Court visitors are charged with providing an independent assessment. The fact that the Court Visitor met with the attorney is not alarming and even not that unusual. Remember that the attorney is an agent for the person petitioning for the guardianship/conservatorship and the...Read more »
Both my uncle and aunt have hired a lawyer to get my fathers heirlooms that have been in my parents house my entire life and a few things he inherited from my grandfather when my grandfather passed away. My father was still married so shouldn't the heirlooms automatically go to my mother and... Read more »
Assuming all of your father's children are also children of your mother, then the heirlooms are hers unless there is some other Will or instrument governing their ownership. Even if your father had children that weren't your mother's children, it would be divided between your mother...Read more »
First, if there is a small estate (less than $100,000 and no real property), does a personal representative need to be appointed and does the estate need to be summarily closed? Second, can a small estate affidavit be used to access money in a single-party account owned by the decedent?
Usually, if the estate is exempt from probate (no real estate and value under $100k), then you should not need to have a personal representative appointed through the courts. Whoever is the designated personal representative in the decedent's Will (or, if none, the closest living relative) may...Read more »
This really depends on a lot of different factors. If the funds had vested to you (meaning they are not contingent on someone else like your father passing away), then the Trustee is responsible for those funds and was responsible for their appropriate investment. I would suggest contacting an...Read more »
Justia Ask a Lawyer is a forum for consumers to get answers to basic legal questions. Any information sent through Justia Ask a Lawyer is not secure and is done so on a non-confidential basis only.

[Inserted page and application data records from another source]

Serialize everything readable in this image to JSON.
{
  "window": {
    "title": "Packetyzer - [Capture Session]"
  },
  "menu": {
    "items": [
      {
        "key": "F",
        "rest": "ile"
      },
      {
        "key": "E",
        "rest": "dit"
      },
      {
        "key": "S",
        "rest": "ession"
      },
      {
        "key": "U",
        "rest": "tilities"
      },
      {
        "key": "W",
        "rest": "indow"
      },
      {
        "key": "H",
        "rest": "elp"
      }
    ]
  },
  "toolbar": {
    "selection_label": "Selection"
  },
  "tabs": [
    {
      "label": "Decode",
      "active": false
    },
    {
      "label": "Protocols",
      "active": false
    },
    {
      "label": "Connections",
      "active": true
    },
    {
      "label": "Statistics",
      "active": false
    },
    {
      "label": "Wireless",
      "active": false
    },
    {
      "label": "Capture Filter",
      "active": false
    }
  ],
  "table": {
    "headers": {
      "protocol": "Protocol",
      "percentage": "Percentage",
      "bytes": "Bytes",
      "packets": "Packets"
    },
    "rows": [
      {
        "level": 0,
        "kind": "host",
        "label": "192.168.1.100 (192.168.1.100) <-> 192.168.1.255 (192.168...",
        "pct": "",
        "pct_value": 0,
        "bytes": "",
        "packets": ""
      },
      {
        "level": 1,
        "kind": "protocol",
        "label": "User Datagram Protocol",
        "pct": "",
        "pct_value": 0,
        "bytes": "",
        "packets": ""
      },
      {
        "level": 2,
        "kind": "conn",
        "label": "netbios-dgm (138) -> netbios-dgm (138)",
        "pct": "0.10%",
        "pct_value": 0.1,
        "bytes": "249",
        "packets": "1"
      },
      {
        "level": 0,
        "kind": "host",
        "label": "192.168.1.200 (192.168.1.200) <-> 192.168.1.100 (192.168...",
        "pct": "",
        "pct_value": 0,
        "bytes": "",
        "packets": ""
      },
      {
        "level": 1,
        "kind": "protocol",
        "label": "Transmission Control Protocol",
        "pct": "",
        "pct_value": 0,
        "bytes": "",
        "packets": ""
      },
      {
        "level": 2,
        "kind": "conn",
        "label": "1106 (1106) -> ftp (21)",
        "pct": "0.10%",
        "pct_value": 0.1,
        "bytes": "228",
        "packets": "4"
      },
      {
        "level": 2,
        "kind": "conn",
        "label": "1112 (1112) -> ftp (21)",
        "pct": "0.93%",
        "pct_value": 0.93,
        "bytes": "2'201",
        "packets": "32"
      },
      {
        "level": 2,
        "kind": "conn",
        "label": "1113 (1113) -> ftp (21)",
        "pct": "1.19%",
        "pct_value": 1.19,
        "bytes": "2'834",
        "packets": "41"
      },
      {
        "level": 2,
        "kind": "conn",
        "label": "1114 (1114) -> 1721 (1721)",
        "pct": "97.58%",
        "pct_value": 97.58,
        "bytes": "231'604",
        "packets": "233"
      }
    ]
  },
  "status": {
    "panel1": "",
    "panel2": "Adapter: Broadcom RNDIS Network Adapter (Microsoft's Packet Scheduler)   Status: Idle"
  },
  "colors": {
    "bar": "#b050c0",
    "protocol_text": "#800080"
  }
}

The use of this website to ask questions or receive answers does not create an attorney–client relationship between you and Justia, or between you and any attorney who receives your information or responds to your questions, nor is it intended to create such a relationship. Additionally, no responses on this forum constitute legal advice, which must be tailored to the specific circumstances of each case. You should not act upon information provided in Justia Ask a Lawyer without seeking professional counsel from an attorney admitted or authorized to practice in your jurisdiction. Justia assumes no responsibility to any person who relies on information contained on or received through this site and disclaims all liability in respect to such information.

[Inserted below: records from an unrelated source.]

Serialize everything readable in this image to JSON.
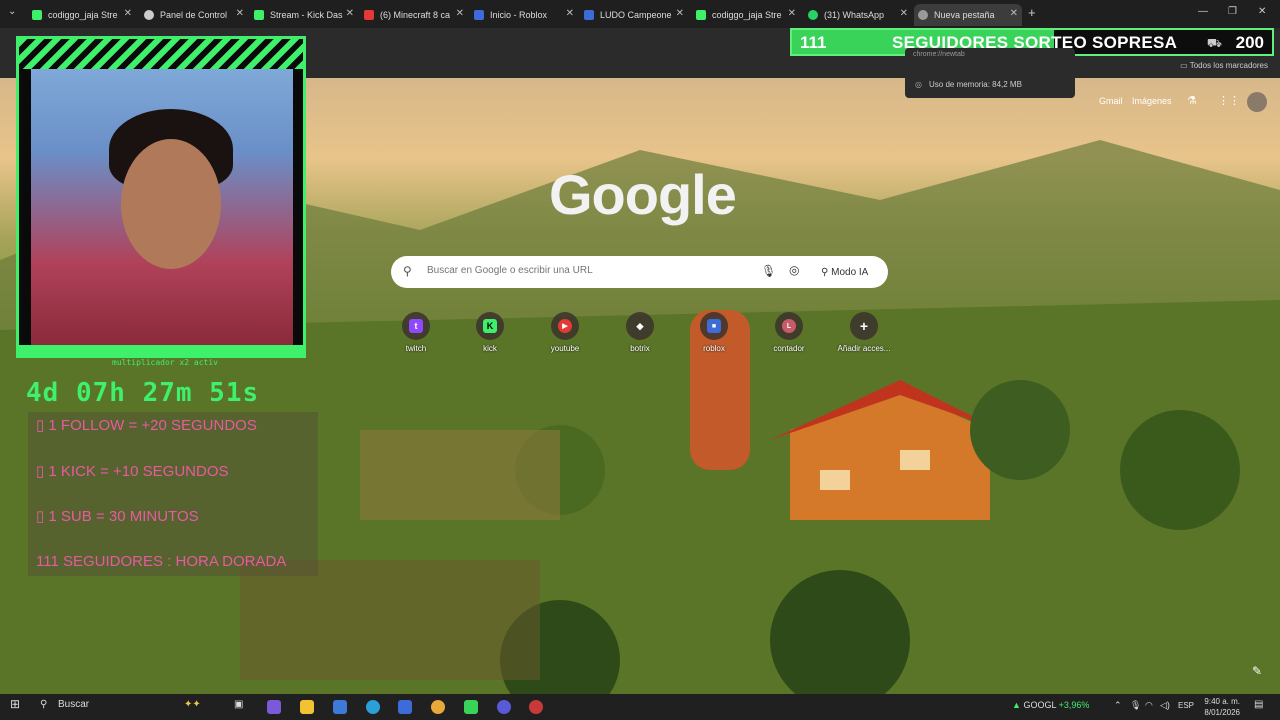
{
  "browser": {
    "tabs": [
      {
        "label": "codiggo_jaja Stre",
        "icon_color": "#3ef06a"
      },
      {
        "label": "Panel de Control",
        "icon_color": "#cccccc"
      },
      {
        "label": "Stream - Kick Das",
        "icon_color": "#3ef06a"
      },
      {
        "label": "(6) Minecraft 8 ca",
        "icon_color": "#e53935"
      },
      {
        "label": "Inicio - Roblox",
        "icon_color": "#3d6bd8"
      },
      {
        "label": "LUDO Campeone",
        "icon_color": "#3d6bd8"
      },
      {
        "label": "codiggo_jaja Stre",
        "icon_color": "#3ef06a"
      },
      {
        "label": "(31) WhatsApp",
        "icon_color": "#25d366"
      },
      {
        "label": "Nueva pestaña",
        "icon_color": "#999999"
      }
    ],
    "bookmarks_label": "Todos los marcadores",
    "memory_tooltip": {
      "url": "chrome://newtab",
      "memory": "Uso de memoria: 84,2 MB"
    }
  },
  "overlay_banner": {
    "count": "111",
    "text": "SEGUIDORES SORTEO SOPRESA",
    "goal": "200"
  },
  "google": {
    "logo": "Google",
    "links": [
      "Gmail",
      "Imágenes"
    ],
    "search_placeholder": "Buscar en Google o escribir una URL",
    "ai_mode": "Modo IA",
    "shortcuts": [
      {
        "label": "twitch",
        "icon_color": "#9146ff",
        "glyph": "t"
      },
      {
        "label": "kick",
        "icon_color": "#3ef06a",
        "glyph": "K"
      },
      {
        "label": "youtube",
        "icon_color": "#e53935",
        "glyph": "▶"
      },
      {
        "label": "botrix",
        "icon_color": "#ffffff",
        "glyph": "◆"
      },
      {
        "label": "roblox",
        "icon_color": "#3d6bd8",
        "glyph": "■"
      },
      {
        "label": "contador",
        "icon_color": "#c85a6a",
        "glyph": "L"
      },
      {
        "label": "Añadir acces...",
        "icon_color": "transparent",
        "glyph": "+"
      }
    ]
  },
  "stream_overlay": {
    "multiplier": "multiplicador x2 activ",
    "timer": "4d 07h 27m 51s",
    "rules": [
      "▯ 1 FOLLOW = +20 SEGUNDOS",
      "▯ 1 KICK  = +10 SEGUNDOS",
      "▯ 1 SUB = 30 MINUTOS",
      "111 SEGUIDORES : HORA DORADA"
    ]
  },
  "taskbar": {
    "search": "Buscar",
    "stock_name": "GOOGL",
    "stock_change": "+3,96%",
    "lang": "ESP",
    "time": "9:40 a. m.",
    "date": "8/01/2026"
  }
}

Justia cannot guarantee that the information on this website (including any legal information provided by an attorney through this service) is accurate, complete, or up-to-date. While we intend to make every attempt to keep the information on this site current, the owners of and contributors to this site make no claims, promises or guarantees about the accuracy, completeness or adequacy of the information contained in or linked to from this site.